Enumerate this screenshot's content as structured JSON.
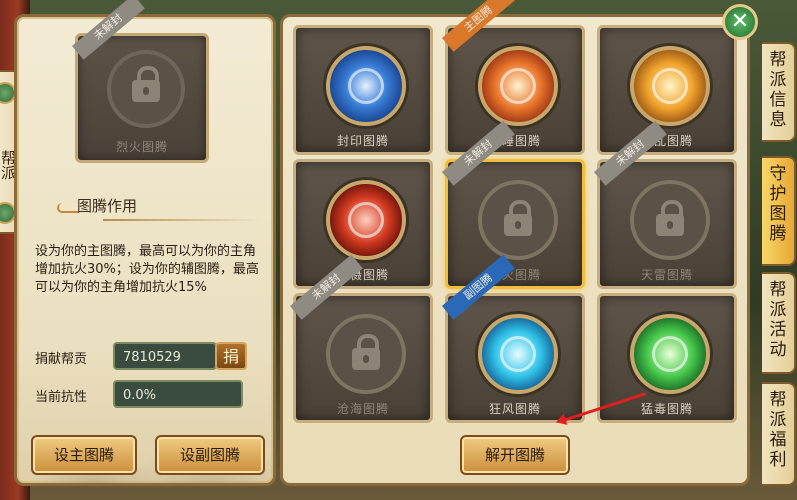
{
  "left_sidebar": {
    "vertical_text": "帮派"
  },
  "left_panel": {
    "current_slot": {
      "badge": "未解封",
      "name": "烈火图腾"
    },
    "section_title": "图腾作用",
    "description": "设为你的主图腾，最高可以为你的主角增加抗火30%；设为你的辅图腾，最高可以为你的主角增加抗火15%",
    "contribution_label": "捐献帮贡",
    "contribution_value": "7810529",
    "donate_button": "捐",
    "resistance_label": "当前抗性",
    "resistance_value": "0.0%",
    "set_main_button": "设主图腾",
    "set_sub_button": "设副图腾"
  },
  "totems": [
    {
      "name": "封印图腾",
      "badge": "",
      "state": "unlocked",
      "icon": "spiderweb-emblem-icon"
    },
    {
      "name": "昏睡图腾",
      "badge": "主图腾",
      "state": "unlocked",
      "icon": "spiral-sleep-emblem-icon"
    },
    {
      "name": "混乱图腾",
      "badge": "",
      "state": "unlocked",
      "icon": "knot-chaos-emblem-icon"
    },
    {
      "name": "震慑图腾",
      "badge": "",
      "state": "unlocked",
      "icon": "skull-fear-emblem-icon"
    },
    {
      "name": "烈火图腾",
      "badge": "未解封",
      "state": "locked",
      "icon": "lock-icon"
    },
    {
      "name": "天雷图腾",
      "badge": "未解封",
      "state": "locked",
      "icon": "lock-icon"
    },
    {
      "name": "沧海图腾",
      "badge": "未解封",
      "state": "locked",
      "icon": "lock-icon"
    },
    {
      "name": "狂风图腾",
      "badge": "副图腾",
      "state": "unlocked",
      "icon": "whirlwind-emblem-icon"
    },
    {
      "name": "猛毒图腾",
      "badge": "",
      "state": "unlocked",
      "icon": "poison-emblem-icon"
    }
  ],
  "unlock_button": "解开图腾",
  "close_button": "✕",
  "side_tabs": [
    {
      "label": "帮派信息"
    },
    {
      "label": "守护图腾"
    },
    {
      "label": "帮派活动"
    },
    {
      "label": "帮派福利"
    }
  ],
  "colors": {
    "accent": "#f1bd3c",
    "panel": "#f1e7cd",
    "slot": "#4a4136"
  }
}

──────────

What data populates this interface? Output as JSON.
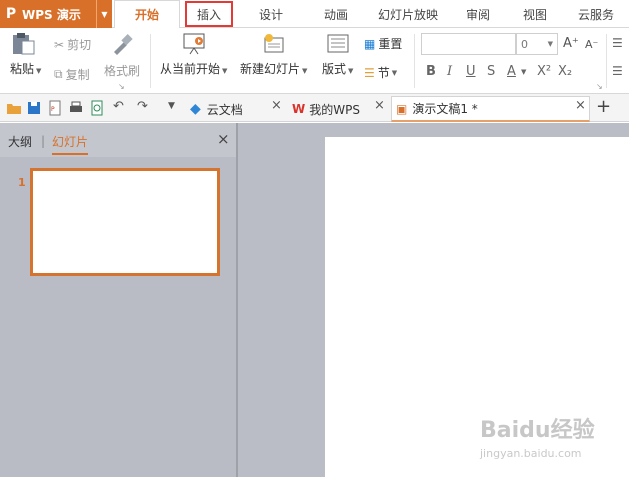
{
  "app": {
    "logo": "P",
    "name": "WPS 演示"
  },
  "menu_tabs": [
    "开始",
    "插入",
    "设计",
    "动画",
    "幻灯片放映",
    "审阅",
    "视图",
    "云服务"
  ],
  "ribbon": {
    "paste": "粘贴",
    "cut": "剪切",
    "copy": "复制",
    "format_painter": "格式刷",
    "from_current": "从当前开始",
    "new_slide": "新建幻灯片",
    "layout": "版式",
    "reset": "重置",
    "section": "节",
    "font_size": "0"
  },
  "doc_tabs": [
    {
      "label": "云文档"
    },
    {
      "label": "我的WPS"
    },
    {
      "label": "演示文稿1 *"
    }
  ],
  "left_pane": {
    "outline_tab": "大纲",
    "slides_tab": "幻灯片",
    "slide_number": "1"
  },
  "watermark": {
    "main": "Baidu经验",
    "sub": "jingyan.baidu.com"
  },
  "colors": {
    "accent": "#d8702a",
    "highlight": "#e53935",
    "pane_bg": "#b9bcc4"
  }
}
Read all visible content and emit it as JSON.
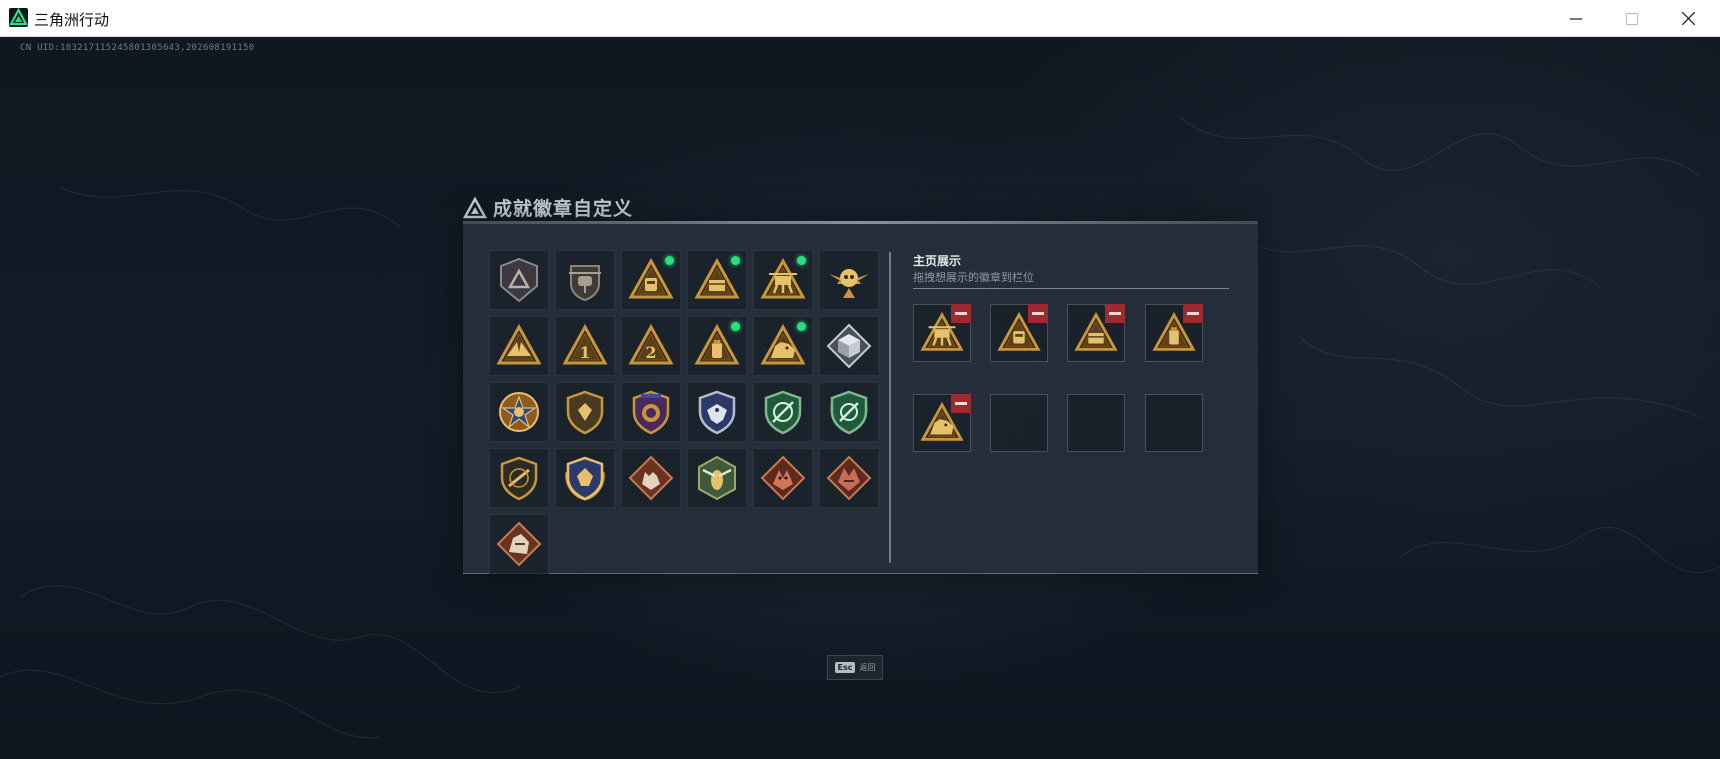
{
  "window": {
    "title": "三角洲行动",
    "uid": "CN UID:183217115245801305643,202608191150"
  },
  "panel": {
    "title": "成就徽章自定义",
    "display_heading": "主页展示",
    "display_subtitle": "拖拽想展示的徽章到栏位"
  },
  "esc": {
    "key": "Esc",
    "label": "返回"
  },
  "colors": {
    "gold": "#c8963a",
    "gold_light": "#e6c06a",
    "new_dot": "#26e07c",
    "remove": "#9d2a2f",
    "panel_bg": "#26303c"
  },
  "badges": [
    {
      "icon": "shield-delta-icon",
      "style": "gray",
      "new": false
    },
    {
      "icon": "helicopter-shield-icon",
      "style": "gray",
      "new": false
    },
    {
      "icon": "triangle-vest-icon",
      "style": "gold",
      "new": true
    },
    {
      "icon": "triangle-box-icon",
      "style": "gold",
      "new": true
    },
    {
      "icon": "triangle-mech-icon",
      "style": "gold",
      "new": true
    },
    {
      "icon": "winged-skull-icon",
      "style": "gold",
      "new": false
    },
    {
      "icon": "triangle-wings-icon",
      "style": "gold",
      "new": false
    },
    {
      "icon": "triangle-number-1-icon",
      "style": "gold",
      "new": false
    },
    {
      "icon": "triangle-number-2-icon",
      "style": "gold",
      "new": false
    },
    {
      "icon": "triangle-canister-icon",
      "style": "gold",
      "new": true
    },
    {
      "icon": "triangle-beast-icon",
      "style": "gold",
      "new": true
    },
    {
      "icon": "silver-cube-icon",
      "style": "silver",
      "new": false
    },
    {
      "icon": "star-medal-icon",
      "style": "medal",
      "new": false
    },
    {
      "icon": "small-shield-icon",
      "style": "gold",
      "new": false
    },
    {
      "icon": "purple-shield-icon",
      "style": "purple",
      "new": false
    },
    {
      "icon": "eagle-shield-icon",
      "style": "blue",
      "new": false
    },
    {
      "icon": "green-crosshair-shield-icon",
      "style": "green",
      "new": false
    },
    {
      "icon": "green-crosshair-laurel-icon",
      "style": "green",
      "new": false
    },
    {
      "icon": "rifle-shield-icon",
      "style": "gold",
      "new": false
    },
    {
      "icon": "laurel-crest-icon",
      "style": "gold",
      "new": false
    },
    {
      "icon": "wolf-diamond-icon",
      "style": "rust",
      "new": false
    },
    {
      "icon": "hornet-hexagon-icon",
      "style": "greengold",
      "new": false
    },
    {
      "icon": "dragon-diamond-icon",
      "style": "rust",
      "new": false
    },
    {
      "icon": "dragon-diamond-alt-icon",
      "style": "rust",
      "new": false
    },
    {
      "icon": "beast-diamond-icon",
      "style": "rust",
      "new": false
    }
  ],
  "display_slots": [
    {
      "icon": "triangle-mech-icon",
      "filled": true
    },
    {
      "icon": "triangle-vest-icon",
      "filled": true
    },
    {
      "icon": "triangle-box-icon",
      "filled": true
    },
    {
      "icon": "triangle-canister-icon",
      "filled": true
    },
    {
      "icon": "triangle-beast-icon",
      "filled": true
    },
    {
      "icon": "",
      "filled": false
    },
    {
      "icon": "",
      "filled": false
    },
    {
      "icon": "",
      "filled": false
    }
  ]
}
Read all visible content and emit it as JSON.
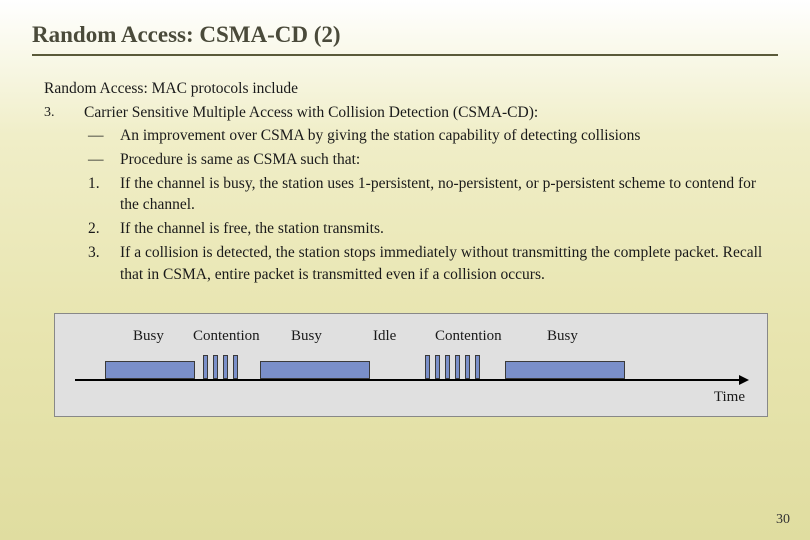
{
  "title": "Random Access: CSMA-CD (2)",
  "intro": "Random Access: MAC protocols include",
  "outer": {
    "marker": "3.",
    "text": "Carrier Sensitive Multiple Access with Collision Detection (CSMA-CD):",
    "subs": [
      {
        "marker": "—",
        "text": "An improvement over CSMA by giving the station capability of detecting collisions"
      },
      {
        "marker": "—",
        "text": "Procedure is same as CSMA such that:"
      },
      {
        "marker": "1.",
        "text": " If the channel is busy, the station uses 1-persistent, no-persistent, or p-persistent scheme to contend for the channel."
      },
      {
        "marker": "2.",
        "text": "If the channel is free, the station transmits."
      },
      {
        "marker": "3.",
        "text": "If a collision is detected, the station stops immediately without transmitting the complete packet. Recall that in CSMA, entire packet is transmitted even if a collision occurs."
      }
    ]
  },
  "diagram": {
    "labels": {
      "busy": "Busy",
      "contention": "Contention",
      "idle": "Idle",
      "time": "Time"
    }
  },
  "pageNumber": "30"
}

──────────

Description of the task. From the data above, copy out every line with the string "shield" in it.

Written solution.
      "icon": "shield-delta-icon",
      "icon": "helicopter-shield-icon",
      "icon": "small-shield-icon",
      "icon": "purple-shield-icon",
      "icon": "eagle-shield-icon",
      "icon": "green-crosshair-shield-icon",
      "icon": "rifle-shield-icon",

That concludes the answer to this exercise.